**Task instructions**
Give back the records below exactly, every one, with no pictures.
+ + +
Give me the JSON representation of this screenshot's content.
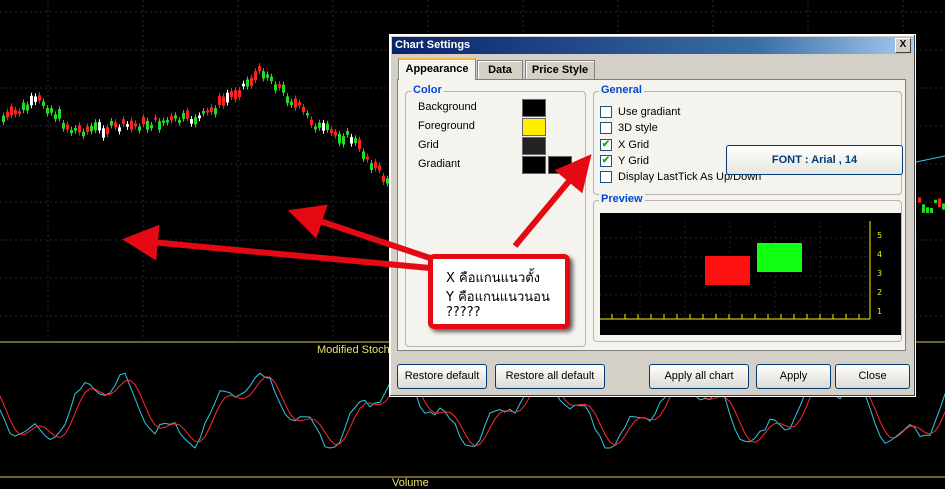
{
  "background": {
    "indicator_label": "Modified Stoch",
    "volume_label": "Volume",
    "colors": {
      "up_candle": "#22dd22",
      "down_candle": "#ff2222",
      "doji": "#ffffff",
      "separator": "#d8c84a",
      "stoch_fast": "#33c6e6",
      "stoch_slow": "#ff2a2a"
    }
  },
  "dialog": {
    "title": "Chart Settings",
    "close_glyph": "X",
    "tabs": [
      {
        "label": "Appearance",
        "active": true
      },
      {
        "label": "Data",
        "active": false
      },
      {
        "label": "Price Style",
        "active": false
      }
    ],
    "color_group": {
      "title": "Color",
      "rows": [
        {
          "label": "Background",
          "swatches": [
            "#000000"
          ]
        },
        {
          "label": "Foreground",
          "swatches": [
            "#ffee00"
          ]
        },
        {
          "label": "Grid",
          "swatches": [
            "#222222"
          ]
        },
        {
          "label": "Gradiant",
          "swatches": [
            "#000000",
            "#000000"
          ]
        }
      ]
    },
    "general_group": {
      "title": "General",
      "options": [
        {
          "label": "Use gradiant",
          "checked": false
        },
        {
          "label": "3D style",
          "checked": false
        },
        {
          "label": "X Grid",
          "checked": true
        },
        {
          "label": "Y Grid",
          "checked": true
        },
        {
          "label": "Display LastTick As Up/Down",
          "checked": false
        }
      ],
      "font_button": "FONT : Arial , 14"
    },
    "preview_group": {
      "title": "Preview",
      "y_ticks": [
        "5",
        "4",
        "3",
        "2",
        "1"
      ],
      "down_color": "#ff1111",
      "up_color": "#11ff11"
    },
    "buttons": {
      "restore_default": "Restore default",
      "restore_all_default": "Restore all default",
      "apply_all_chart": "Apply all chart",
      "apply": "Apply",
      "close": "Close"
    }
  },
  "annotation": {
    "lines": [
      "X คือแกนแนวตั้ง",
      "Y คือแกนแนวนอน",
      "?????"
    ],
    "color": "#e50914"
  }
}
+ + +
**Written solution**
Give me the JSON representation of this screenshot's content.
{
  "background": {
    "indicator_label": "Modified Stoch",
    "volume_label": "Volume",
    "colors": {
      "up_candle": "#22dd22",
      "down_candle": "#ff2222",
      "doji": "#ffffff",
      "separator": "#d8c84a",
      "stoch_fast": "#33c6e6",
      "stoch_slow": "#ff2a2a"
    }
  },
  "dialog": {
    "title": "Chart Settings",
    "close_glyph": "X",
    "tabs": [
      {
        "label": "Appearance",
        "active": true
      },
      {
        "label": "Data",
        "active": false
      },
      {
        "label": "Price Style",
        "active": false
      }
    ],
    "color_group": {
      "title": "Color",
      "rows": [
        {
          "label": "Background",
          "swatches": [
            "#000000"
          ]
        },
        {
          "label": "Foreground",
          "swatches": [
            "#ffee00"
          ]
        },
        {
          "label": "Grid",
          "swatches": [
            "#222222"
          ]
        },
        {
          "label": "Gradiant",
          "swatches": [
            "#000000",
            "#000000"
          ]
        }
      ]
    },
    "general_group": {
      "title": "General",
      "options": [
        {
          "label": "Use gradiant",
          "checked": false
        },
        {
          "label": "3D style",
          "checked": false
        },
        {
          "label": "X Grid",
          "checked": true
        },
        {
          "label": "Y Grid",
          "checked": true
        },
        {
          "label": "Display LastTick As Up/Down",
          "checked": false
        }
      ],
      "font_button": "FONT : Arial , 14"
    },
    "preview_group": {
      "title": "Preview",
      "y_ticks": [
        "5",
        "4",
        "3",
        "2",
        "1"
      ],
      "down_color": "#ff1111",
      "up_color": "#11ff11"
    },
    "buttons": {
      "restore_default": "Restore default",
      "restore_all_default": "Restore all default",
      "apply_all_chart": "Apply all chart",
      "apply": "Apply",
      "close": "Close"
    }
  },
  "annotation": {
    "lines": [
      "X คือแกนแนวตั้ง",
      "Y คือแกนแนวนอน",
      "?????"
    ],
    "color": "#e50914"
  }
}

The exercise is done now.